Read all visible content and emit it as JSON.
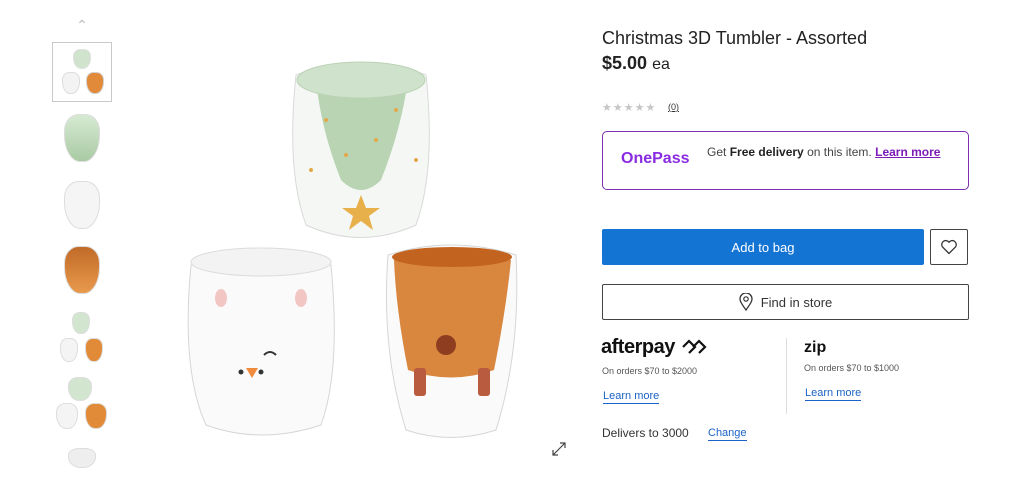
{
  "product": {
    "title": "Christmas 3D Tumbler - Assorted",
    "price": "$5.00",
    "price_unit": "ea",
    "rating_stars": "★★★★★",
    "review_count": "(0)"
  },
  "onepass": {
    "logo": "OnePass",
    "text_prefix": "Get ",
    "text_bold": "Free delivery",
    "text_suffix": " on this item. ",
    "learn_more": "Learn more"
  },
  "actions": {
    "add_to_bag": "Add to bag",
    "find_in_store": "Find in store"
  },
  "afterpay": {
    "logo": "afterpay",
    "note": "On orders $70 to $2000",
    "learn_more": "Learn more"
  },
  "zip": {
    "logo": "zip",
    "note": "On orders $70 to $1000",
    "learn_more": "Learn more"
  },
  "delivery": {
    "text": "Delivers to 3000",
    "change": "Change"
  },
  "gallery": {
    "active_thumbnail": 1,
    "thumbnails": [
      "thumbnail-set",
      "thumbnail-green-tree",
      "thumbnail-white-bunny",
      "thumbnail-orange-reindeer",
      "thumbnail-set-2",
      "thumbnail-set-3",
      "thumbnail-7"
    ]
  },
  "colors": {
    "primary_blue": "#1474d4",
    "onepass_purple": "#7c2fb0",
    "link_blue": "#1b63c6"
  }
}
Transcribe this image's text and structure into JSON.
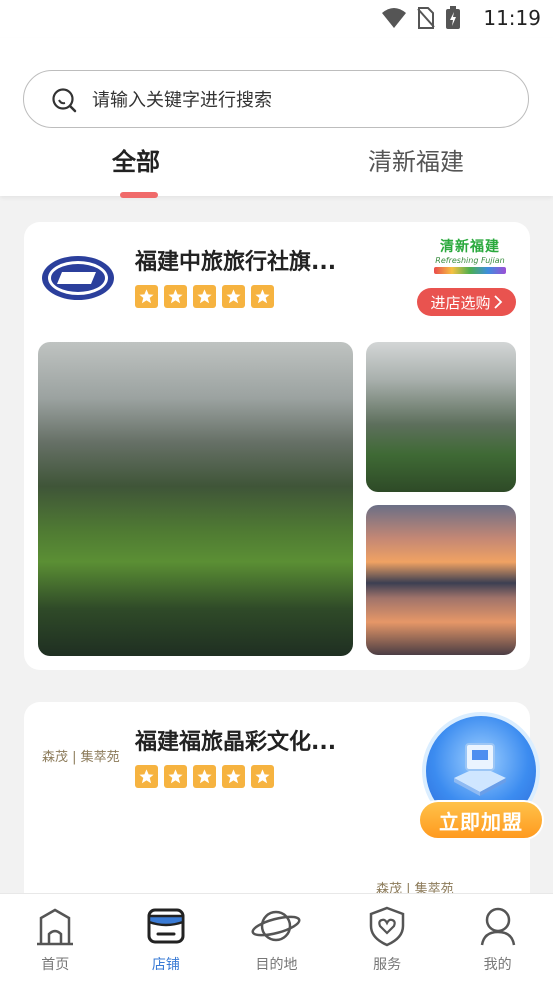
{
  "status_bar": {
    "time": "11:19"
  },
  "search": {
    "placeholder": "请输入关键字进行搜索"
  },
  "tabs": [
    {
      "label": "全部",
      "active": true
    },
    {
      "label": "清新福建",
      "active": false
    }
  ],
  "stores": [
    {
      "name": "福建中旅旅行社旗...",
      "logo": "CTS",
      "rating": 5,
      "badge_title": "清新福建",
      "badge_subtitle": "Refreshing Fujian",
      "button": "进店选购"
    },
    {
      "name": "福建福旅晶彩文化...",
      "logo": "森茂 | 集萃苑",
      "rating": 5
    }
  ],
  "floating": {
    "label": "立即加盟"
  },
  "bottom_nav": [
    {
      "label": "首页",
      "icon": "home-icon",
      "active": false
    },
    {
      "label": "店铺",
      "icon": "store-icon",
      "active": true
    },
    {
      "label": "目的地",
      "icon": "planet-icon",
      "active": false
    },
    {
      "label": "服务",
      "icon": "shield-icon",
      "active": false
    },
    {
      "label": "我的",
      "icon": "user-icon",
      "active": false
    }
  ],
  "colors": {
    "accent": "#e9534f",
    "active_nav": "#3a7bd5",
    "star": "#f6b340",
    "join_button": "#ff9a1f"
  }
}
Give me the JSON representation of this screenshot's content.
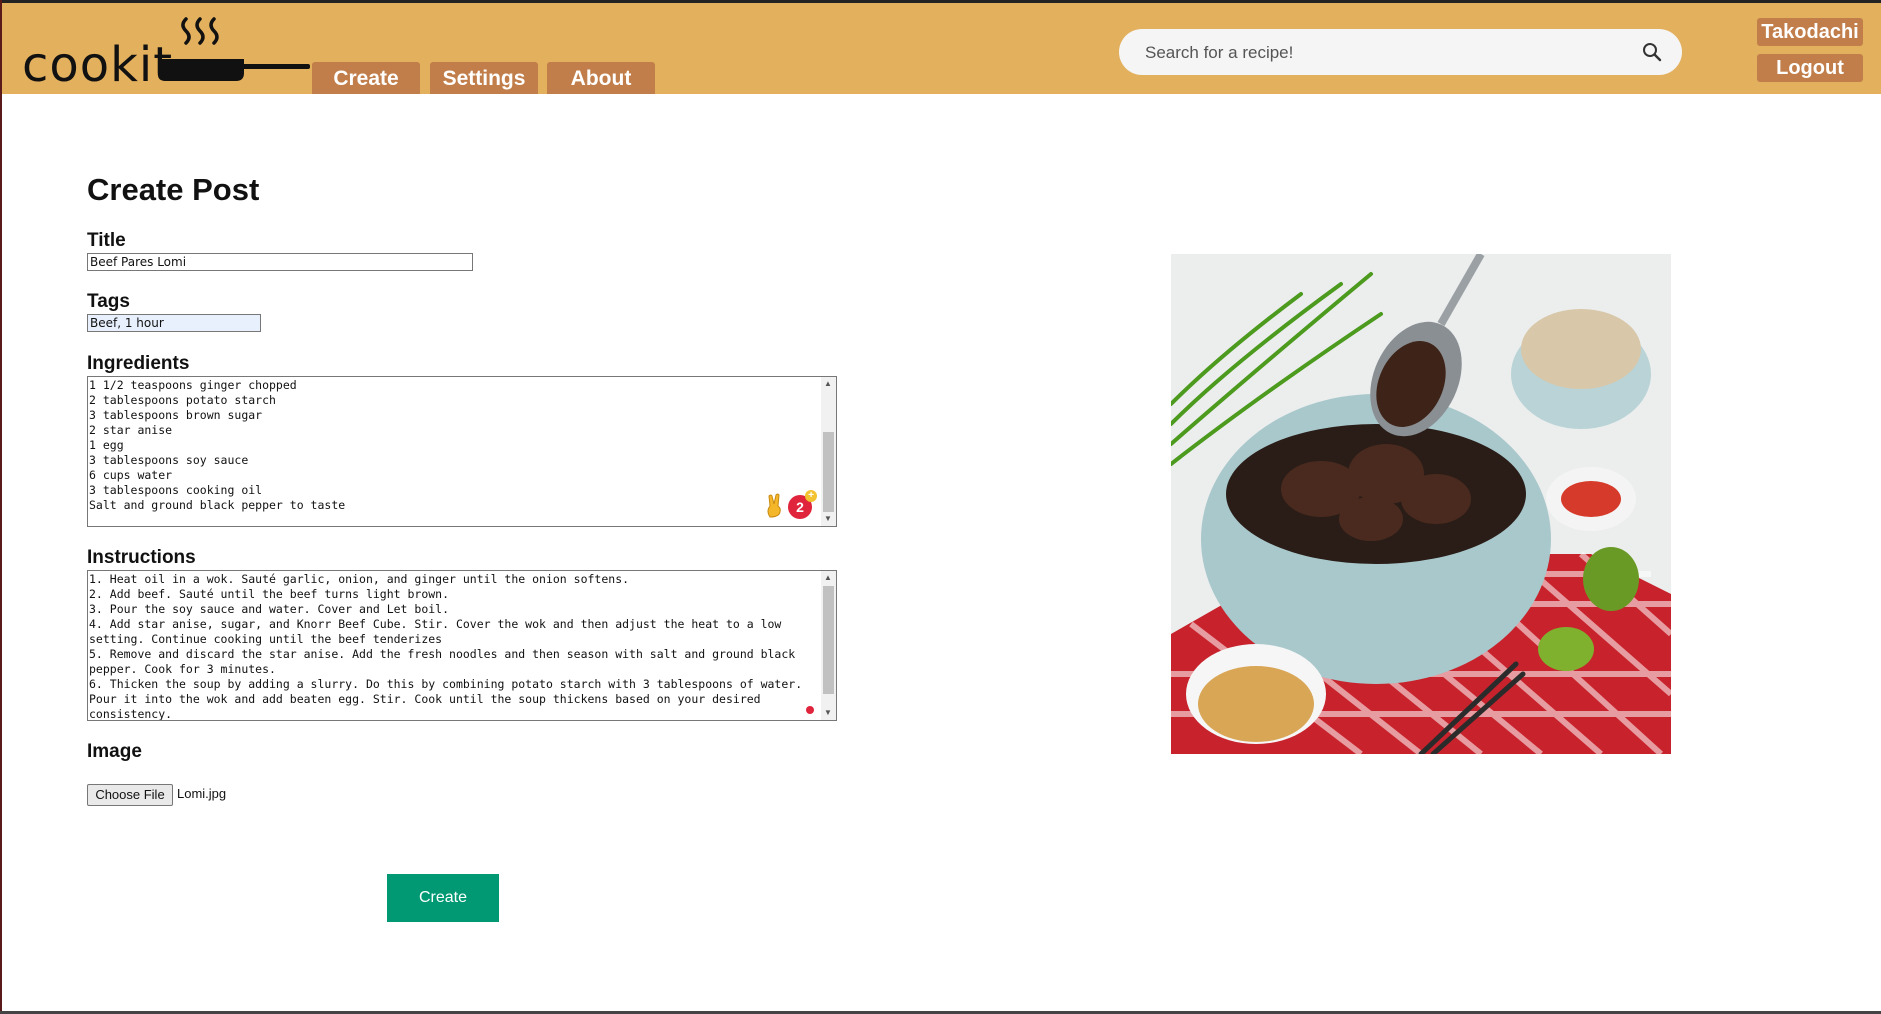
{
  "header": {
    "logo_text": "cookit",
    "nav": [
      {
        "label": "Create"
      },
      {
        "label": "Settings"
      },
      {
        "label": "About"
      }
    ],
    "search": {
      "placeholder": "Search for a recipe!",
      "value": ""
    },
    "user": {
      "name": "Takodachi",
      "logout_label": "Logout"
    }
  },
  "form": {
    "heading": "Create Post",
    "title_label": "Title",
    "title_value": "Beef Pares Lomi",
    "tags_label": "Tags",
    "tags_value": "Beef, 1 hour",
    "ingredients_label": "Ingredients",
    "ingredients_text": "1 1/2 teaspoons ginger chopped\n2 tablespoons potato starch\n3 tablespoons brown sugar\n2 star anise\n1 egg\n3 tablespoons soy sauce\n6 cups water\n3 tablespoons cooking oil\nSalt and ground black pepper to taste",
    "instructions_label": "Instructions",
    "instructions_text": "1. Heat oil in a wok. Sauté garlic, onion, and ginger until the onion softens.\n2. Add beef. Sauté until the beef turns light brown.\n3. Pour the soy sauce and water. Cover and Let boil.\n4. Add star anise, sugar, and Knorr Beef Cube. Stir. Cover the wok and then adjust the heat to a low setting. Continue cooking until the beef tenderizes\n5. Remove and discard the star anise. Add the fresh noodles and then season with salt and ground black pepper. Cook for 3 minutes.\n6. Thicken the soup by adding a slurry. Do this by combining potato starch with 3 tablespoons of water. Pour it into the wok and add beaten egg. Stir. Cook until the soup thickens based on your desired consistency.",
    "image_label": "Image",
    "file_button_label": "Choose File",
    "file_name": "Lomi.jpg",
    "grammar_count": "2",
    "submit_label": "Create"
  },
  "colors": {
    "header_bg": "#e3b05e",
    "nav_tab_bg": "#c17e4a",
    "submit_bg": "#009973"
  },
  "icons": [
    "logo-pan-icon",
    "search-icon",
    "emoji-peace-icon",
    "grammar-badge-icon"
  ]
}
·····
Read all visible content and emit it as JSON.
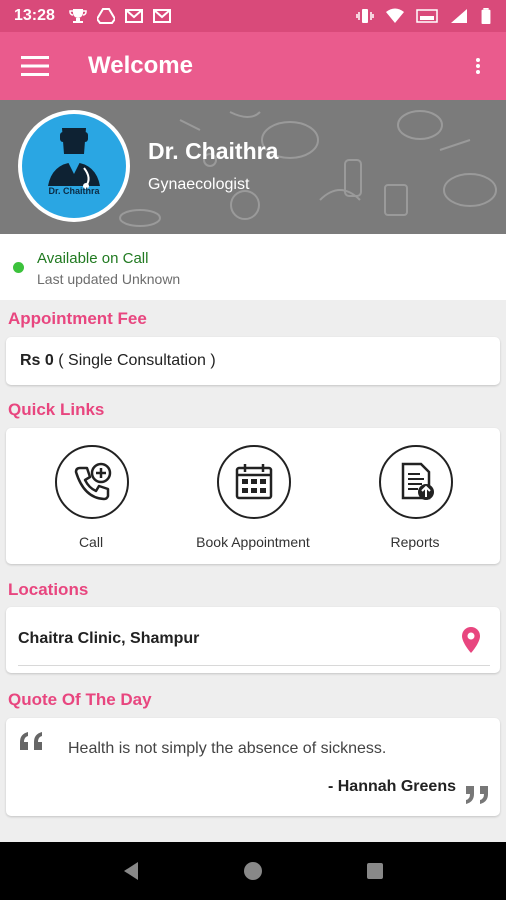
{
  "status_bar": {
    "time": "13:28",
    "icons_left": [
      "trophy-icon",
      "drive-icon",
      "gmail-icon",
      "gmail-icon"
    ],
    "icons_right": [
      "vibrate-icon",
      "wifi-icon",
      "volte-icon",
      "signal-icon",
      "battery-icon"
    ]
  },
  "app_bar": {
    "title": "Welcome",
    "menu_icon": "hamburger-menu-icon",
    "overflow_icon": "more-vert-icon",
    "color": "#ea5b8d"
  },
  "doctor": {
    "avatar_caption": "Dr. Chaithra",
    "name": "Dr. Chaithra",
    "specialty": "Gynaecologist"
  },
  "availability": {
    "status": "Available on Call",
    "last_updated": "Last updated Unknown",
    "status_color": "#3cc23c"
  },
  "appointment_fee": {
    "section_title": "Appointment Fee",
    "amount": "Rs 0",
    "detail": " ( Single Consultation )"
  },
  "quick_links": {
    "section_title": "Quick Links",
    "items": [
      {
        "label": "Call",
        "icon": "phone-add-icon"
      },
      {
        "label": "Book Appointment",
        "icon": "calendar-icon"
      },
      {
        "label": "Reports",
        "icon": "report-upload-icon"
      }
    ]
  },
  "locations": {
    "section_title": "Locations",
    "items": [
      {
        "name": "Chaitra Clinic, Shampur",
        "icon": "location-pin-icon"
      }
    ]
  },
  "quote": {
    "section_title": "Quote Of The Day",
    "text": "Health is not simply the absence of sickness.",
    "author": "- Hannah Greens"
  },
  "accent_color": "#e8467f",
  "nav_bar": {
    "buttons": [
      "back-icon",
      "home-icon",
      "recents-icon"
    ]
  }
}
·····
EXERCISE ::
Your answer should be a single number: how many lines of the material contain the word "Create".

WRITTEN SOLUTION ::
3